*** Begin section ***

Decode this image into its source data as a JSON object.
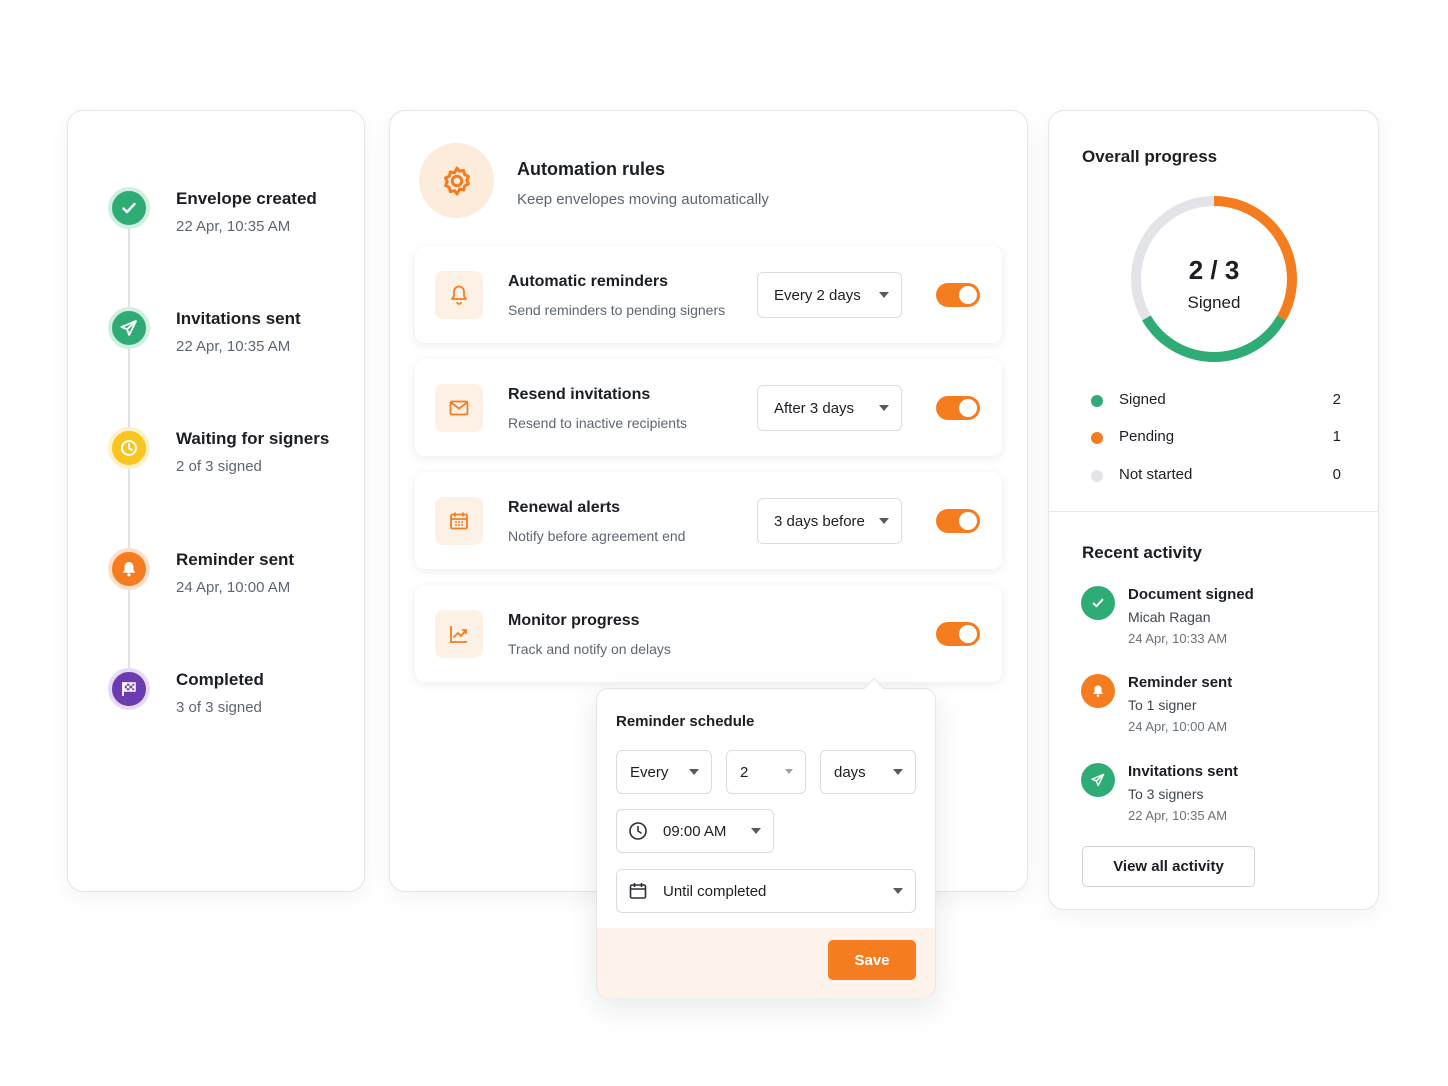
{
  "colors": {
    "green": "#2fac76",
    "orange": "#f57c1f",
    "yellow": "#f8c61f",
    "purple": "#6b3bb0",
    "grey": "#e2e4e7"
  },
  "timeline": [
    {
      "title": "Envelope created",
      "sub": "22 Apr, 10:35 AM",
      "icon": "check-icon",
      "color": "#2fac76"
    },
    {
      "title": "Invitations sent",
      "sub": "22 Apr, 10:35 AM",
      "icon": "send-icon",
      "color": "#2fac76"
    },
    {
      "title": "Waiting for signers",
      "sub": "2 of 3 signed",
      "icon": "clock-icon",
      "color": "#f8c61f"
    },
    {
      "title": "Reminder sent",
      "sub": "24 Apr, 10:00 AM",
      "icon": "bell-icon",
      "color": "#f57c1f"
    },
    {
      "title": "Completed",
      "sub": "3 of 3 signed",
      "icon": "flag-icon",
      "color": "#6b3bb0"
    }
  ],
  "automation": {
    "title": "Automation rules",
    "subtitle": "Keep envelopes moving automatically",
    "rules": [
      {
        "title": "Automatic reminders",
        "sub": "Send reminders to pending signers",
        "select": "Every 2 days",
        "enabled": true,
        "icon": "bell-icon"
      },
      {
        "title": "Resend invitations",
        "sub": "Resend to inactive recipients",
        "select": "After 3 days",
        "enabled": true,
        "icon": "mail-icon"
      },
      {
        "title": "Renewal alerts",
        "sub": "Notify before agreement end",
        "select": "3 days before",
        "enabled": true,
        "icon": "calendar-icon"
      },
      {
        "title": "Monitor progress",
        "sub": "Track and notify on delays",
        "select": "",
        "enabled": true,
        "icon": "chart-icon"
      }
    ]
  },
  "schedule": {
    "title": "Reminder schedule",
    "frequency": "Every",
    "interval": "2",
    "unit": "days",
    "time": "09:00 AM",
    "until": "Until completed",
    "save": "Save"
  },
  "progress": {
    "title": "Overall progress",
    "value": "2 / 3",
    "label": "Signed",
    "legend": [
      {
        "label": "Signed",
        "count": "2",
        "color": "#2fac76"
      },
      {
        "label": "Pending",
        "count": "1",
        "color": "#f57c1f"
      },
      {
        "label": "Not started",
        "count": "0",
        "color": "#e2e4e7"
      }
    ]
  },
  "activity": {
    "title": "Recent activity",
    "items": [
      {
        "title": "Document signed",
        "who": "Micah Ragan",
        "time": "24 Apr, 10:33 AM",
        "icon": "check-icon",
        "color": "#2fac76"
      },
      {
        "title": "Reminder sent",
        "who": "To 1 signer",
        "time": "24 Apr, 10:00 AM",
        "icon": "bell-icon",
        "color": "#f57c1f"
      },
      {
        "title": "Invitations sent",
        "who": "To 3 signers",
        "time": "22 Apr, 10:35 AM",
        "icon": "send-icon",
        "color": "#2fac76"
      }
    ],
    "view_all": "View all activity"
  }
}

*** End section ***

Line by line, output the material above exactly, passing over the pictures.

Decode this image into its source data as a JSON object.
{
  "colors": {
    "green": "#2fac76",
    "orange": "#f57c1f",
    "yellow": "#f8c61f",
    "purple": "#6b3bb0",
    "grey": "#e2e4e7"
  },
  "timeline": [
    {
      "title": "Envelope created",
      "sub": "22 Apr, 10:35 AM",
      "icon": "check-icon",
      "color": "#2fac76"
    },
    {
      "title": "Invitations sent",
      "sub": "22 Apr, 10:35 AM",
      "icon": "send-icon",
      "color": "#2fac76"
    },
    {
      "title": "Waiting for signers",
      "sub": "2 of 3 signed",
      "icon": "clock-icon",
      "color": "#f8c61f"
    },
    {
      "title": "Reminder sent",
      "sub": "24 Apr, 10:00 AM",
      "icon": "bell-icon",
      "color": "#f57c1f"
    },
    {
      "title": "Completed",
      "sub": "3 of 3 signed",
      "icon": "flag-icon",
      "color": "#6b3bb0"
    }
  ],
  "automation": {
    "title": "Automation rules",
    "subtitle": "Keep envelopes moving automatically",
    "rules": [
      {
        "title": "Automatic reminders",
        "sub": "Send reminders to pending signers",
        "select": "Every 2 days",
        "enabled": true,
        "icon": "bell-icon"
      },
      {
        "title": "Resend invitations",
        "sub": "Resend to inactive recipients",
        "select": "After 3 days",
        "enabled": true,
        "icon": "mail-icon"
      },
      {
        "title": "Renewal alerts",
        "sub": "Notify before agreement end",
        "select": "3 days before",
        "enabled": true,
        "icon": "calendar-icon"
      },
      {
        "title": "Monitor progress",
        "sub": "Track and notify on delays",
        "select": "",
        "enabled": true,
        "icon": "chart-icon"
      }
    ]
  },
  "schedule": {
    "title": "Reminder schedule",
    "frequency": "Every",
    "interval": "2",
    "unit": "days",
    "time": "09:00 AM",
    "until": "Until completed",
    "save": "Save"
  },
  "progress": {
    "title": "Overall progress",
    "value": "2 / 3",
    "label": "Signed",
    "legend": [
      {
        "label": "Signed",
        "count": "2",
        "color": "#2fac76"
      },
      {
        "label": "Pending",
        "count": "1",
        "color": "#f57c1f"
      },
      {
        "label": "Not started",
        "count": "0",
        "color": "#e2e4e7"
      }
    ]
  },
  "activity": {
    "title": "Recent activity",
    "items": [
      {
        "title": "Document signed",
        "who": "Micah Ragan",
        "time": "24 Apr, 10:33 AM",
        "icon": "check-icon",
        "color": "#2fac76"
      },
      {
        "title": "Reminder sent",
        "who": "To 1 signer",
        "time": "24 Apr, 10:00 AM",
        "icon": "bell-icon",
        "color": "#f57c1f"
      },
      {
        "title": "Invitations sent",
        "who": "To 3 signers",
        "time": "22 Apr, 10:35 AM",
        "icon": "send-icon",
        "color": "#2fac76"
      }
    ],
    "view_all": "View all activity"
  }
}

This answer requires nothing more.